Avoid those who seek titles for titles’ sake. They are not gifted or sufficiently compassionate to carry out the responsibilities of office. Notice the effect of the actions of self-serving power seekers on the apostolic community: “and having heard this the ten were indignant against the two brothers”(v.24) — rivalry, disputes, disharmony.
II. Leadership involves suffering
Jesus has challenged them by pointing to the cross. But they still don’t understand. Glibly they say, yes, we can drink the cup, without knowing what is in the cup. Jesus seems to be saying that proximity to himself in the coming age involves an experience similar to his passion. Authority is a function of obedience, and, yes, of suffering.

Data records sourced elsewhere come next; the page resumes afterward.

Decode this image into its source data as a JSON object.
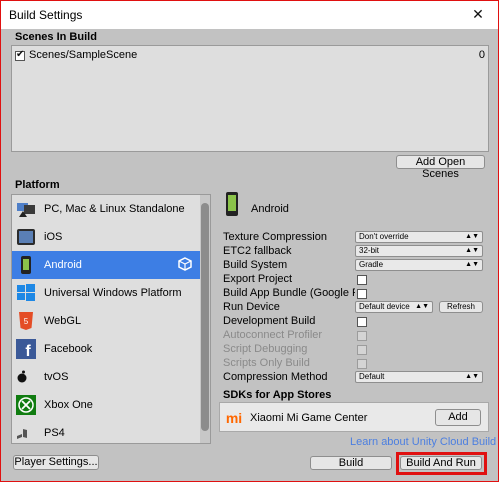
{
  "window": {
    "title": "Build Settings",
    "close_symbol": "✕"
  },
  "scenes": {
    "heading": "Scenes In Build",
    "items": [
      {
        "name": "Scenes/SampleScene",
        "index": "0",
        "checked": true
      }
    ],
    "add_open_scenes": "Add Open Scenes"
  },
  "platform": {
    "heading": "Platform",
    "items": [
      {
        "label": "PC, Mac & Linux Standalone",
        "icon": "standalone-icon"
      },
      {
        "label": "iOS",
        "icon": "ios-icon"
      },
      {
        "label": "Android",
        "icon": "android-icon",
        "selected": true
      },
      {
        "label": "Universal Windows Platform",
        "icon": "windows-icon"
      },
      {
        "label": "WebGL",
        "icon": "html5-icon"
      },
      {
        "label": "Facebook",
        "icon": "facebook-icon"
      },
      {
        "label": "tvOS",
        "icon": "tvos-icon"
      },
      {
        "label": "Xbox One",
        "icon": "xbox-icon"
      },
      {
        "label": "PS4",
        "icon": "ps4-icon"
      }
    ]
  },
  "android": {
    "title": "Android",
    "settings": {
      "texture_compression": {
        "label": "Texture Compression",
        "value": "Don't override"
      },
      "etc2_fallback": {
        "label": "ETC2 fallback",
        "value": "32-bit"
      },
      "build_system": {
        "label": "Build System",
        "value": "Gradle"
      },
      "export_project": {
        "label": "Export Project"
      },
      "build_app_bundle": {
        "label": "Build App Bundle (Google Play)"
      },
      "run_device": {
        "label": "Run Device",
        "value": "Default device",
        "refresh": "Refresh"
      },
      "development_build": {
        "label": "Development Build"
      },
      "autoconnect_profiler": {
        "label": "Autoconnect Profiler"
      },
      "script_debugging": {
        "label": "Script Debugging"
      },
      "scripts_only_build": {
        "label": "Scripts Only Build"
      },
      "compression_method": {
        "label": "Compression Method",
        "value": "Default"
      }
    },
    "sdks_heading": "SDKs for App Stores",
    "sdk": {
      "logo": "mi",
      "name": "Xiaomi Mi Game Center",
      "add": "Add"
    },
    "cloud_link": "Learn about Unity Cloud Build"
  },
  "buttons": {
    "player_settings": "Player Settings...",
    "build": "Build",
    "build_and_run": "Build And Run"
  },
  "colors": {
    "selection": "#3d7ee4",
    "link": "#4c7fe0",
    "highlight": "#e01010"
  }
}
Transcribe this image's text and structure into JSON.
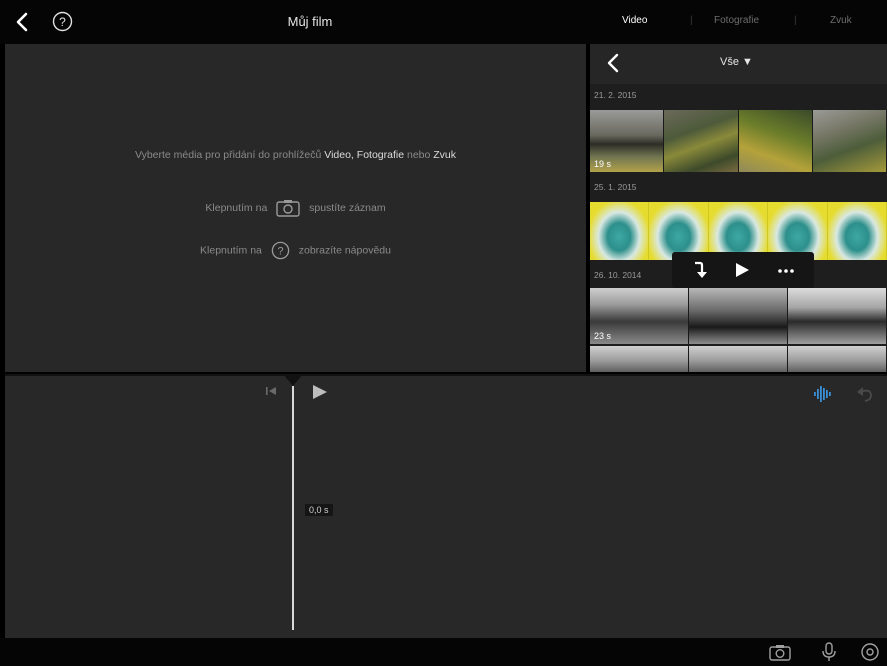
{
  "header": {
    "title": "Můj film",
    "tabs": [
      {
        "label": "Video",
        "active": true
      },
      {
        "label": "Fotografie",
        "active": false
      },
      {
        "label": "Zvuk",
        "active": false
      }
    ],
    "separator": "|"
  },
  "viewer": {
    "instruction_prefix": "Vyberte média pro přidání do prohlížečů",
    "instruction_video": "Video,",
    "instruction_photos": "Fotografie",
    "instruction_or": "nebo",
    "instruction_audio": "Zvuk",
    "record_prefix": "Klepnutím na",
    "record_suffix": "spustíte záznam",
    "help_prefix": "Klepnutím na",
    "help_suffix": "zobrazíte nápovědu"
  },
  "browser": {
    "filter_label": "Vše ▼",
    "groups": [
      {
        "date": "21. 2. 2015",
        "duration": "19 s"
      },
      {
        "date": "25. 1. 2015",
        "duration": ""
      },
      {
        "date": "26. 10. 2014",
        "duration": "23 s"
      }
    ]
  },
  "timeline": {
    "time_label": "0,0 s"
  },
  "colors": {
    "accent": "#3a8fd6",
    "background": "#282828",
    "bar": "#050505"
  },
  "icons": {
    "back": "chevron-left-icon",
    "help": "help-circle-icon",
    "camera": "camera-icon",
    "microphone": "microphone-icon",
    "settings": "settings-icon",
    "audio_waveform": "waveform-icon",
    "undo": "undo-icon"
  }
}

Those who have tasted of Christ’s cross may be entrusted in some way with his sceptre. “He who overcomes shall sit with me in my throne, just as I sit down with my Father in his throne” (Rev 3:21).
Jesus suffered under the duly constituted authorities of his time – the chief priests, the Sanhedrin, and the Roman Governor. So did the disciples and the early church. Perhaps it is he who suffers under the unjust excercise of authority who understands the nature, and the awesome responsibility of exercising authority — who understands that to inflict suffering on another person made in the image of God is to become accountable before the fearsome, awesome, and Holy One. It seems that spiritual authority comes with a price tag. This may be offensive to you or appear to be super-spiritual, but I think it is entirely in line with scripture and the tradition of the church.

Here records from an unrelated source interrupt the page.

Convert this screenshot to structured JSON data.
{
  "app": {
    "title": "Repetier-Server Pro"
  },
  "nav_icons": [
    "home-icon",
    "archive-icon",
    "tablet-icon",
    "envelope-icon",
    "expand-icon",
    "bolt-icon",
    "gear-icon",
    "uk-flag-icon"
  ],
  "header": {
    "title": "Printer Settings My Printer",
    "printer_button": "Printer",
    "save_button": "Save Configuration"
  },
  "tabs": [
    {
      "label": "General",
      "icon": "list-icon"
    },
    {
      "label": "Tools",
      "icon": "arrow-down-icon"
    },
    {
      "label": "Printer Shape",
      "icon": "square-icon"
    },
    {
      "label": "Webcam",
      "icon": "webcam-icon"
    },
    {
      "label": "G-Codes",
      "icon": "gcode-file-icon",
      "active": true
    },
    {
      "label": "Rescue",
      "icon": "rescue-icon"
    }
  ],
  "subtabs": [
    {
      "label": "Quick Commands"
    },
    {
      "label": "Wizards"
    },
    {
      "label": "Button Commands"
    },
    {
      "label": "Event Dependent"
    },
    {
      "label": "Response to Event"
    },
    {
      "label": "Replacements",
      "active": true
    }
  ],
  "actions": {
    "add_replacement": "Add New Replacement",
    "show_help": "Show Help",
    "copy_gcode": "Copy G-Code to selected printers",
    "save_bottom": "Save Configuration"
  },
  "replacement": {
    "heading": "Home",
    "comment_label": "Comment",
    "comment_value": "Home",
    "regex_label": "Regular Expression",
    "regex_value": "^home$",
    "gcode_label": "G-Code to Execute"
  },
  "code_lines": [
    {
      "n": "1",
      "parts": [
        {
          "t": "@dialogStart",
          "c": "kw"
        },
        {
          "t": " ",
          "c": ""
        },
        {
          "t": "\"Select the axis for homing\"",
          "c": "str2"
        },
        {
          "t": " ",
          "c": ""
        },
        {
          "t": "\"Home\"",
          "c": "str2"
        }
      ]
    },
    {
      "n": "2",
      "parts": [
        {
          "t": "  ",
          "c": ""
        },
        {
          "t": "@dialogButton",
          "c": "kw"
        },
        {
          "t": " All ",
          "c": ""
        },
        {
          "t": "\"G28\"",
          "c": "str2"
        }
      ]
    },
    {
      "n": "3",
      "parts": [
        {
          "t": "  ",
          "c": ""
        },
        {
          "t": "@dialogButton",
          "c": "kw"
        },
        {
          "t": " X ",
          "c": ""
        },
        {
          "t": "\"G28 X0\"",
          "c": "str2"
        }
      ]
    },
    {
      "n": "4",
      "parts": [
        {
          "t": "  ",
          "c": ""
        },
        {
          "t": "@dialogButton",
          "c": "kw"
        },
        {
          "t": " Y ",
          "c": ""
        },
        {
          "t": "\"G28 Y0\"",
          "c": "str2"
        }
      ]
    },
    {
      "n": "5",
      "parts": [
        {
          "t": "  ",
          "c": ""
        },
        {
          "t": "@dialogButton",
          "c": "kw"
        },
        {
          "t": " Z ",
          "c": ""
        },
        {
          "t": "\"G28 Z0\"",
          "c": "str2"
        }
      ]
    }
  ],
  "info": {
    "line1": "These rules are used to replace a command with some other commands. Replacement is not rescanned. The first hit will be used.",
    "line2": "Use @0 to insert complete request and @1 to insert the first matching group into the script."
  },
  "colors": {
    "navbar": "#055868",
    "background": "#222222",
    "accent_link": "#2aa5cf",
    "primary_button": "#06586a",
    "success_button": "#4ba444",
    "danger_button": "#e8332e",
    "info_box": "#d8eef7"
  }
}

We suffer in various ways: for instance, the rejection of friends and other believers, or rejection by the world and its authorities, loss of material goods or opportunities; even loss of freedom or of life.
III. Leadership involves service
Jesus offers a contrast between worldly and kingdom authority. Lordship (katakurieuousin) vs. servanthood (diakanos). Who seeks to serve others, to consider others more important than himself, or to develop others’ gifts, will himself be blessed. It is the law of reciprocity. Don’t just talk about service, but perform. Christ himself is an example of this.
Do not seek titles, seek service which will fit you to fill a titled role in the proper season. Recognize that serving Christ involves sacrifice and risk and sometimes suffering. Serving others is the only legitimate use of authority in God’s kingdom. Only authority used with the best interest of others in mind is true.
I am sharing this with you not so that you will be sorrowful, but sober. Joy, not tears, is the fruit of the Holy Spirit and mark of the Christian life. Joyful service and faithfulness in trial is the nature of our call.
The Son of Man came not to be served but to serve, and to give his life as a ransom for many.
Matthew 20:20-28 ESV